● Supplied material
>>>>

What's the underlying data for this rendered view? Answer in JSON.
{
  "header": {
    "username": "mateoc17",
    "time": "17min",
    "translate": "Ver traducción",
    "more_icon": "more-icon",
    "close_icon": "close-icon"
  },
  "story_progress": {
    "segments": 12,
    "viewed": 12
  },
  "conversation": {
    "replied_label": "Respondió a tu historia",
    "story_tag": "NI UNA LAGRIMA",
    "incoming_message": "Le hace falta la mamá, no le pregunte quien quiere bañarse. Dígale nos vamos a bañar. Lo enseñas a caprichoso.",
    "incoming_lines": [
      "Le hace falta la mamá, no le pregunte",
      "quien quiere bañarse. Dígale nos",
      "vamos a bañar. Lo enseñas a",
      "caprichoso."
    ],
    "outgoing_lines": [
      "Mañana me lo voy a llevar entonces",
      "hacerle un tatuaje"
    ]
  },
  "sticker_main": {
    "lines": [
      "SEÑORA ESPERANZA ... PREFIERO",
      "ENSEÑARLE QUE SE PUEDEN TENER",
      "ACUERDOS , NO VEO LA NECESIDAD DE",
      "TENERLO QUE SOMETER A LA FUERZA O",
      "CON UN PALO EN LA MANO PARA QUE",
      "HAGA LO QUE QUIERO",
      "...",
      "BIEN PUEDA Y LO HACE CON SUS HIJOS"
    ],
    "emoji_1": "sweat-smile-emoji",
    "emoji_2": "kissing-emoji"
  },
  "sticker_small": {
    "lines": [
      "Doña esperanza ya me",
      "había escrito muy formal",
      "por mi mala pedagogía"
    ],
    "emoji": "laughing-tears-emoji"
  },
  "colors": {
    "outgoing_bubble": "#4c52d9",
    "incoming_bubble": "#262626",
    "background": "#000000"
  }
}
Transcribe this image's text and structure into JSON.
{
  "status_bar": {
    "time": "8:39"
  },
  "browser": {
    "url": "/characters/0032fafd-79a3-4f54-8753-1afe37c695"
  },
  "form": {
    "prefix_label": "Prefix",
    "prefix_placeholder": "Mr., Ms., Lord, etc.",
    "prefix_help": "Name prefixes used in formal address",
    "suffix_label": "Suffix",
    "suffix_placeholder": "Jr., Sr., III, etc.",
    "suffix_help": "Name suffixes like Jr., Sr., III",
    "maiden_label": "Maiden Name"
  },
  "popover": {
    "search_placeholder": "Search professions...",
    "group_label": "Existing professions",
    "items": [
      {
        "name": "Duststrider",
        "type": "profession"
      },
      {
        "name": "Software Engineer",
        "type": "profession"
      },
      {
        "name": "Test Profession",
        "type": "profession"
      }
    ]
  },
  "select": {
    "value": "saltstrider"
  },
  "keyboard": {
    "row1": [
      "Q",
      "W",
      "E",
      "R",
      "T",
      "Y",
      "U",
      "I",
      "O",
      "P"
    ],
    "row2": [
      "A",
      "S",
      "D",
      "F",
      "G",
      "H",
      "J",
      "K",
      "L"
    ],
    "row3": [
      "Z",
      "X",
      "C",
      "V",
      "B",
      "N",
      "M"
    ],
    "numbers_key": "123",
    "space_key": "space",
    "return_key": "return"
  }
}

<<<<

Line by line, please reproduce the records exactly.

What's the underlying data for this rendered view? Answer in JSON.
{
  "header": {
    "username": "mateoc17",
    "time": "17min",
    "translate": "Ver traducción",
    "more_icon": "more-icon",
    "close_icon": "close-icon"
  },
  "story_progress": {
    "segments": 12,
    "viewed": 12
  },
  "conversation": {
    "replied_label": "Respondió a tu historia",
    "story_tag": "NI UNA LAGRIMA",
    "incoming_message": "Le hace falta la mamá, no le pregunte quien quiere bañarse. Dígale nos vamos a bañar. Lo enseñas a caprichoso.",
    "incoming_lines": [
      "Le hace falta la mamá, no le pregunte",
      "quien quiere bañarse. Dígale nos",
      "vamos a bañar. Lo enseñas a",
      "caprichoso."
    ],
    "outgoing_lines": [
      "Mañana me lo voy a llevar entonces",
      "hacerle un tatuaje"
    ]
  },
  "sticker_main": {
    "lines": [
      "SEÑORA ESPERANZA ... PREFIERO",
      "ENSEÑARLE QUE SE PUEDEN TENER",
      "ACUERDOS , NO VEO LA NECESIDAD DE",
      "TENERLO QUE SOMETER A LA FUERZA O",
      "CON UN PALO EN LA MANO PARA QUE",
      "HAGA LO QUE QUIERO",
      "...",
      "BIEN PUEDA Y LO HACE CON SUS HIJOS"
    ],
    "emoji_1": "sweat-smile-emoji",
    "emoji_2": "kissing-emoji"
  },
  "sticker_small": {
    "lines": [
      "Doña esperanza ya me",
      "había escrito muy formal",
      "por mi mala pedagogía"
    ],
    "emoji": "laughing-tears-emoji"
  },
  "colors": {
    "outgoing_bubble": "#4c52d9",
    "incoming_bubble": "#262626",
    "background": "#000000"
  }
}
Transcribe this image's text and structure into JSON.
{
  "status_bar": {
    "time": "8:39"
  },
  "browser": {
    "url": "/characters/0032fafd-79a3-4f54-8753-1afe37c695"
  },
  "form": {
    "prefix_label": "Prefix",
    "prefix_placeholder": "Mr., Ms., Lord, etc.",
    "prefix_help": "Name prefixes used in formal address",
    "suffix_label": "Suffix",
    "suffix_placeholder": "Jr., Sr., III, etc.",
    "suffix_help": "Name suffixes like Jr., Sr., III",
    "maiden_label": "Maiden Name"
  },
  "popover": {
    "search_placeholder": "Search professions...",
    "group_label": "Existing professions",
    "items": [
      {
        "name": "Duststrider",
        "type": "profession"
      },
      {
        "name": "Software Engineer",
        "type": "profession"
      },
      {
        "name": "Test Profession",
        "type": "profession"
      }
    ]
  },
  "select": {
    "value": "saltstrider"
  },
  "keyboard": {
    "row1": [
      "Q",
      "W",
      "E",
      "R",
      "T",
      "Y",
      "U",
      "I",
      "O",
      "P"
    ],
    "row2": [
      "A",
      "S",
      "D",
      "F",
      "G",
      "H",
      "J",
      "K",
      "L"
    ],
    "row3": [
      "Z",
      "X",
      "C",
      "V",
      "B",
      "N",
      "M"
    ],
    "numbers_key": "123",
    "space_key": "space",
    "return_key": "return"
  }
}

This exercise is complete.